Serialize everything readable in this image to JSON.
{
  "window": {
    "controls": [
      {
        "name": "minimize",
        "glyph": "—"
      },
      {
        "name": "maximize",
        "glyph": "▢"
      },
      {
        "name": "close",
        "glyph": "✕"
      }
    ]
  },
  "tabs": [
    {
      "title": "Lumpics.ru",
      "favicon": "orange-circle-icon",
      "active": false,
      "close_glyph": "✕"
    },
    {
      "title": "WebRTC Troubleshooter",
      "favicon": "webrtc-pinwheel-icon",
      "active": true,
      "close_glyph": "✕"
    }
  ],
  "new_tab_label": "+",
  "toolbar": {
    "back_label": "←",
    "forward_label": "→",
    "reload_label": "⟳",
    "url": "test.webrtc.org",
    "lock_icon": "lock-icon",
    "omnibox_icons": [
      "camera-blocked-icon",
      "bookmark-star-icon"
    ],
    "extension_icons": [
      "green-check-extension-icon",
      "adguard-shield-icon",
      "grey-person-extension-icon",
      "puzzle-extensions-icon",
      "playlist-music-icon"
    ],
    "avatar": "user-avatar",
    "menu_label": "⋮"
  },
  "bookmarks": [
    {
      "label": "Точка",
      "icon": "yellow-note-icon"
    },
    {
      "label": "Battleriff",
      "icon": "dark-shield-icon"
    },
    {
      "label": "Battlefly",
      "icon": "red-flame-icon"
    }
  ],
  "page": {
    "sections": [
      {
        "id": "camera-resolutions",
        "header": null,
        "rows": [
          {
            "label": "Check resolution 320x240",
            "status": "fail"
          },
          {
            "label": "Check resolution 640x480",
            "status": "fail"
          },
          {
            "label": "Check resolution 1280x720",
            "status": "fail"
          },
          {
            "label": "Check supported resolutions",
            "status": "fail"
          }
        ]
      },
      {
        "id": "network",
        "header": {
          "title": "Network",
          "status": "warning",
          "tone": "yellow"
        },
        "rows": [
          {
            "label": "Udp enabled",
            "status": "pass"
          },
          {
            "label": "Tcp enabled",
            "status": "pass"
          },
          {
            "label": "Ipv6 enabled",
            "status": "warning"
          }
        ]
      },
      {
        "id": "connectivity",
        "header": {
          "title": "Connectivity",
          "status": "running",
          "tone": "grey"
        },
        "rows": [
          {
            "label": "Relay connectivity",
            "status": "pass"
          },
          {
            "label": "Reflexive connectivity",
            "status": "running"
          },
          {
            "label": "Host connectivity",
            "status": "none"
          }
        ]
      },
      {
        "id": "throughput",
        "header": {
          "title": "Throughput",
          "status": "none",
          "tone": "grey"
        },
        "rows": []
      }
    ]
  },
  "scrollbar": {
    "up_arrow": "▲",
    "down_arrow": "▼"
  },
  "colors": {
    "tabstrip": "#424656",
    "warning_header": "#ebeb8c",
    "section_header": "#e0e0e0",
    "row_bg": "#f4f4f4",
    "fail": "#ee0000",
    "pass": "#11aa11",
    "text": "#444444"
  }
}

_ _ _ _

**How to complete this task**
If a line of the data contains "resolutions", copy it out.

**Task result**
        "id": "camera-resolutions",
            "label": "Check supported resolutions",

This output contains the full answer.